Among the oddities revealed in the steps leading up to Sheffey’s trial was that J. W. Poe, father of Clyde, testified that he had been offered $1000 to not press the case against Wright Saffle after the Poes were attacked. He said the man who offered him the money was named John Strickland and that he had no idea what Strickland’s connection to the Saffles might have been. Nevertheless, he refused the offer and pressed charges. Defense attorneys for Sheffey introduced this evidence in order to revive suspicion against Saffle and create doubt around the charges Sheffey faced. Other supporters told the media that Mrs. Poe had first suspected Wright Saffle therefore he had to be the guilty party. Saffle, however, had a solid alibi for the night of the attack and the grand jury dismissed the charges.
Reports at the end of April were all over the place. Apparently, Hinrichsen and the prosecution were even out in the county looking for a cave near Louisville at “Sheep’s Pen Bluff” and rumored to be a hiding place for guns used in illicit acts. The defense, in the meantime, refused to make any other statement but that “some of the best citizens of the county” were prepared to give the suspect the perfect alibi for the night of one of the murders. In the meantime, Sheffey’s siblings made time to visit him in Loudon as often as they could.

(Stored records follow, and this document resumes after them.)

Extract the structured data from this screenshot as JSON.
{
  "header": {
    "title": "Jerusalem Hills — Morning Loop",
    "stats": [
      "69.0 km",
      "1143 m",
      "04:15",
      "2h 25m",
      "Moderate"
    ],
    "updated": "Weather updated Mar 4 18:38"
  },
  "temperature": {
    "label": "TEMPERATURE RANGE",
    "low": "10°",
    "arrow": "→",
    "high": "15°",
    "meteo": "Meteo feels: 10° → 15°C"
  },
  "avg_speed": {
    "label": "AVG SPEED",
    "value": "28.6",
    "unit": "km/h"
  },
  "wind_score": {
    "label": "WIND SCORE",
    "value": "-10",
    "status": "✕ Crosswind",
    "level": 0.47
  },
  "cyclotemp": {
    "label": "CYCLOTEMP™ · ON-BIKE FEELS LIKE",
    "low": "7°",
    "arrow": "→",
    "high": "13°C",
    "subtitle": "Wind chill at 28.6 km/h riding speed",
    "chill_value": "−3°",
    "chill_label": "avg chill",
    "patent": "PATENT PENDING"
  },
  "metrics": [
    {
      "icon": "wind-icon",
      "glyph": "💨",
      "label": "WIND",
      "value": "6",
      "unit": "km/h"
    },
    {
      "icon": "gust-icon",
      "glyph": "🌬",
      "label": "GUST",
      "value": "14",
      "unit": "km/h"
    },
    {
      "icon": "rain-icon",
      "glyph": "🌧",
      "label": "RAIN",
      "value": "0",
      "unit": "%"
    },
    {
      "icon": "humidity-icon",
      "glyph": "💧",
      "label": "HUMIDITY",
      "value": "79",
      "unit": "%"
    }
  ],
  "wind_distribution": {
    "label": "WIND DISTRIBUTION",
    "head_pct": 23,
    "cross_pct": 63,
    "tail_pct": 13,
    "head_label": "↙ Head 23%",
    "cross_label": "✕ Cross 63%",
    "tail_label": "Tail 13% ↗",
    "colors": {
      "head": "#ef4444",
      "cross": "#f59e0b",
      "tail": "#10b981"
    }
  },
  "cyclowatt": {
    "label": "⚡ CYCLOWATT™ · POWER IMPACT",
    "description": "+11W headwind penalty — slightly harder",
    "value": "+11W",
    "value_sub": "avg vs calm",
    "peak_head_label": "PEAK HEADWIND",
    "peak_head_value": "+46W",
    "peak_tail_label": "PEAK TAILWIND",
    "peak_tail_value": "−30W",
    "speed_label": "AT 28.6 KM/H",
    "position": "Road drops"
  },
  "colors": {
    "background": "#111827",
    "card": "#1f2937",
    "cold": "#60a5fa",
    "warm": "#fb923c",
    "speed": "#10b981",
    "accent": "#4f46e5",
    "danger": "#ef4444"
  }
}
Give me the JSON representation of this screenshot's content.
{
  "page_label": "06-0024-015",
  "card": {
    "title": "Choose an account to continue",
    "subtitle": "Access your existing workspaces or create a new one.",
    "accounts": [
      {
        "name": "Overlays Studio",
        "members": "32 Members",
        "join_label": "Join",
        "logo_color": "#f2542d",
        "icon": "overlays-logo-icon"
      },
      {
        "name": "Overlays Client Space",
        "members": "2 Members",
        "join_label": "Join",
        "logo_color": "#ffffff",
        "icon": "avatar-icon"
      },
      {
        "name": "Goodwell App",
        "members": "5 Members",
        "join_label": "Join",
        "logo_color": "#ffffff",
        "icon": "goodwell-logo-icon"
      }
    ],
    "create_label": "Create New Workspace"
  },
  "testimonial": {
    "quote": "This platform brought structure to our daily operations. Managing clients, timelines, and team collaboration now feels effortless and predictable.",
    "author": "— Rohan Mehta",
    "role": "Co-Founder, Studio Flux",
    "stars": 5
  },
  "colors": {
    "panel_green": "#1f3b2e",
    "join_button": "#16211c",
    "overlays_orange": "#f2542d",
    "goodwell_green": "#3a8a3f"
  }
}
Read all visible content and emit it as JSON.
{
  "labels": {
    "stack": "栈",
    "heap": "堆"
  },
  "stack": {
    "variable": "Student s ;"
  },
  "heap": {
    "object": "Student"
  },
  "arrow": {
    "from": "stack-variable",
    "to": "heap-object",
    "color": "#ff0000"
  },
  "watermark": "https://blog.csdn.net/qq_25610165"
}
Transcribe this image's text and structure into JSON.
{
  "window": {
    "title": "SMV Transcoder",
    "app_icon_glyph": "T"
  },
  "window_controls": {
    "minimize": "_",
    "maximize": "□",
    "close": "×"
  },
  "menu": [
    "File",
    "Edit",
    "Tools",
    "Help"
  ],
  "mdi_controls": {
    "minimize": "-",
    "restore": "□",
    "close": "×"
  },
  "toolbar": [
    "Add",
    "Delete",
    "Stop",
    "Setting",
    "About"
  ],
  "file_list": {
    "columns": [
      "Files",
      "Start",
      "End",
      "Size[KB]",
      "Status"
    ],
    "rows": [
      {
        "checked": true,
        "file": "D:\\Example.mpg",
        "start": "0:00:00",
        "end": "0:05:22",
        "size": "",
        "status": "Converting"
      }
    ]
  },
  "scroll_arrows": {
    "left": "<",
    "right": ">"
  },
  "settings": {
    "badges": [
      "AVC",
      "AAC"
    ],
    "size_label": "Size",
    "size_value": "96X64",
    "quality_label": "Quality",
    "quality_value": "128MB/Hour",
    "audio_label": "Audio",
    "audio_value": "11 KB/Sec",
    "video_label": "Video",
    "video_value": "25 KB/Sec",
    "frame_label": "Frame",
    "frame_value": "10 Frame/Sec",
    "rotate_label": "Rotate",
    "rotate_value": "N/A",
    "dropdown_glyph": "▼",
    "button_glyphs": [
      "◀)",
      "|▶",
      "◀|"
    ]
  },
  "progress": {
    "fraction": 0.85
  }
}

On April 23, it was reported that Mrs. Poe, Mrs. Wells, and Mrs. Reagan were brought to the Loudon jail to take an opportunity to pick Sheffey out of a line-up. Understand, this “line-up” was not at all the sort of thing one would expect to take place today. Law enforcement did not yet have one-way mirrors to protect victims as they looked upon the suspects. Instead, the suspect and several other men were brought to a clinic where the prisoners were told they were being checked for some kind of fabricated illness. The women were positioned outside a clinic room as each prisoner was asked to speak at varying levels of volume. Then, the women were seated in the lobby to watch as the men were led out of the hospital. All three women identified Sheffey by his voice and also by his appearance. But, of course, the defense would have a field day at trial with the irregularities in this identification set-up.
At long last, a trial date was announced. Will D. Sheffey would be tried for murder and assault in the upcoming Circuit Court session in August, 1925. Both sides prepared for battle.